Iowa CBD possession limits
The possession of CBD is legal only for medical marijuana patients with a qualifying medical condition and valid medical cannabidiol program registration card. The CBD product must be purchased from a licensed Iowa dispensary and contain less than 0.3% THC. CBD products may be taken only orally or transdermally, and smoking or vaporizing CBD are prohibited.
Illegal possession of any amount of cannabis is a misdemeanor punishable by tiers of incarceration and fines depending on initial or subsequent offenses. A first offense carries a sentence of up to six months in jail and a $1,000 fine. A second offense is punishable by up to one year in jail and a $1,875 fine, and a third offense scales up to two years of jail time and a $6,250 fine.
How to read CBD labels and packaging

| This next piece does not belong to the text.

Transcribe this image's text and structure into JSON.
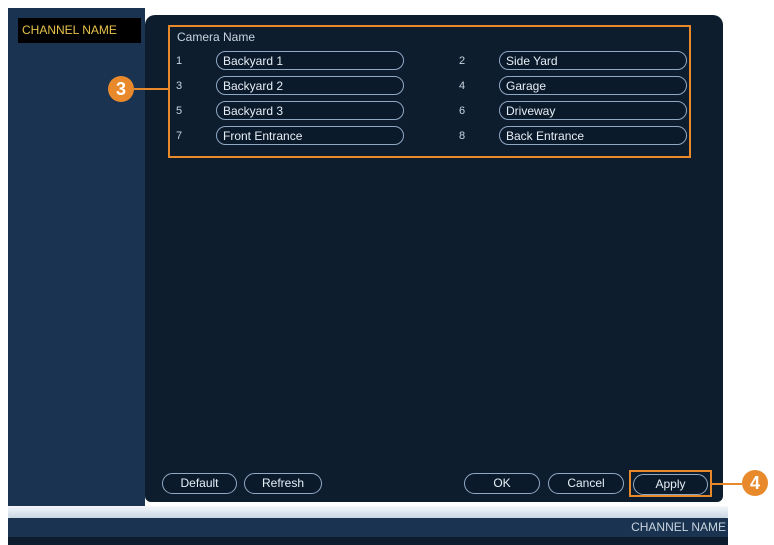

Only medical CBD is legal in Iowa, which has issued extensive labeling requirements for the products. In addition to detailed rules about tamper-resistant packaging, the state requires labels that list the name and address of the manufacturer where the medical cannabidiol was manufactured; the medical cannabidiol's primary active ingredients; directions for use, including recommended and maximum amount by age and weight; date of expiration; and storage instructions.